EXERCISE GOAL: Every entry needs to be repeated exactly, with nothing left out.

(Entries from a dataset of interfaces)
____
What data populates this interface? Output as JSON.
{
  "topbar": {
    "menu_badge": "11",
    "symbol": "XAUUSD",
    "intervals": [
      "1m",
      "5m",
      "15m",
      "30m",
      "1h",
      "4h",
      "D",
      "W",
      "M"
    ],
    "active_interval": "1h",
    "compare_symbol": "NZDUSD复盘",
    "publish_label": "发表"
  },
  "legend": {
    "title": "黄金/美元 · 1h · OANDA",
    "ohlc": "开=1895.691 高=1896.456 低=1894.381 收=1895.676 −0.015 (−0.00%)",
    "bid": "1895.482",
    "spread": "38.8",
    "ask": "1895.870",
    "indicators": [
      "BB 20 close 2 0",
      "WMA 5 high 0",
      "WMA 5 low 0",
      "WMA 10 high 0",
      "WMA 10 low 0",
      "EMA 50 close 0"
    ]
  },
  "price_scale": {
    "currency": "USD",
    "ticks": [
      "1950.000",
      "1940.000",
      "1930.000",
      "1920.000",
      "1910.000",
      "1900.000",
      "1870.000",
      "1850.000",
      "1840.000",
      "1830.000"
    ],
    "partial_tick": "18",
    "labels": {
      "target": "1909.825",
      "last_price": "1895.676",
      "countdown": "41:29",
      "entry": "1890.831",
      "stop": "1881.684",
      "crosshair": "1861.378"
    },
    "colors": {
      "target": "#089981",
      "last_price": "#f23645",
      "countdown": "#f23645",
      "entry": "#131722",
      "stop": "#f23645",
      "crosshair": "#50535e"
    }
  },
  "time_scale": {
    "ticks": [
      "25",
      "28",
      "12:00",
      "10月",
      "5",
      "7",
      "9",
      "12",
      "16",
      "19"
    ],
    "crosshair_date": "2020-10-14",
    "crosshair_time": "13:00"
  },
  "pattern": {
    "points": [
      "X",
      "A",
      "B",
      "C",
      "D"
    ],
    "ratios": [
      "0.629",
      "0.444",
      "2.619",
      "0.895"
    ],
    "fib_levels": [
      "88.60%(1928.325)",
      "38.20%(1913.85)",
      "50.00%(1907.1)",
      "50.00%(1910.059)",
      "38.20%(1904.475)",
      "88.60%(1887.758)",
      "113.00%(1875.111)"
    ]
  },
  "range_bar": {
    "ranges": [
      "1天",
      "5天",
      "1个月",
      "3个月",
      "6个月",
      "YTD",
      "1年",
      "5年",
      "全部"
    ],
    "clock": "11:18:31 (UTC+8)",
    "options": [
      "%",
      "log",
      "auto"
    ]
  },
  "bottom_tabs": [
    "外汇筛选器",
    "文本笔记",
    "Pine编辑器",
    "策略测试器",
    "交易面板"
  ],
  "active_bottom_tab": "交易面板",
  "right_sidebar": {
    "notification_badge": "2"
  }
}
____
TASK RESPONSE:
What data populates this interface? Output as JSON.
{
  "topbar": {
    "menu_badge": "11",
    "symbol": "XAUUSD",
    "intervals": [
      "1m",
      "5m",
      "15m",
      "30m",
      "1h",
      "4h",
      "D",
      "W",
      "M"
    ],
    "active_interval": "1h",
    "compare_symbol": "NZDUSD复盘",
    "publish_label": "发表"
  },
  "legend": {
    "title": "黄金/美元 · 1h · OANDA",
    "ohlc": "开=1895.691 高=1896.456 低=1894.381 收=1895.676 −0.015 (−0.00%)",
    "bid": "1895.482",
    "spread": "38.8",
    "ask": "1895.870",
    "indicators": [
      "BB 20 close 2 0",
      "WMA 5 high 0",
      "WMA 5 low 0",
      "WMA 10 high 0",
      "WMA 10 low 0",
      "EMA 50 close 0"
    ]
  },
  "price_scale": {
    "currency": "USD",
    "ticks": [
      "1950.000",
      "1940.000",
      "1930.000",
      "1920.000",
      "1910.000",
      "1900.000",
      "1870.000",
      "1850.000",
      "1840.000",
      "1830.000"
    ],
    "partial_tick": "18",
    "labels": {
      "target": "1909.825",
      "last_price": "1895.676",
      "countdown": "41:29",
      "entry": "1890.831",
      "stop": "1881.684",
      "crosshair": "1861.378"
    },
    "colors": {
      "target": "#089981",
      "last_price": "#f23645",
      "countdown": "#f23645",
      "entry": "#131722",
      "stop": "#f23645",
      "crosshair": "#50535e"
    }
  },
  "time_scale": {
    "ticks": [
      "25",
      "28",
      "12:00",
      "10月",
      "5",
      "7",
      "9",
      "12",
      "16",
      "19"
    ],
    "crosshair_date": "2020-10-14",
    "crosshair_time": "13:00"
  },
  "pattern": {
    "points": [
      "X",
      "A",
      "B",
      "C",
      "D"
    ],
    "ratios": [
      "0.629",
      "0.444",
      "2.619",
      "0.895"
    ],
    "fib_levels": [
      "88.60%(1928.325)",
      "38.20%(1913.85)",
      "50.00%(1907.1)",
      "50.00%(1910.059)",
      "38.20%(1904.475)",
      "88.60%(1887.758)",
      "113.00%(1875.111)"
    ]
  },
  "range_bar": {
    "ranges": [
      "1天",
      "5天",
      "1个月",
      "3个月",
      "6个月",
      "YTD",
      "1年",
      "5年",
      "全部"
    ],
    "clock": "11:18:31 (UTC+8)",
    "options": [
      "%",
      "log",
      "auto"
    ]
  },
  "bottom_tabs": [
    "外汇筛选器",
    "文本笔记",
    "Pine编辑器",
    "策略测试器",
    "交易面板"
  ],
  "active_bottom_tab": "交易面板",
  "right_sidebar": {
    "notification_badge": "2"
  }
}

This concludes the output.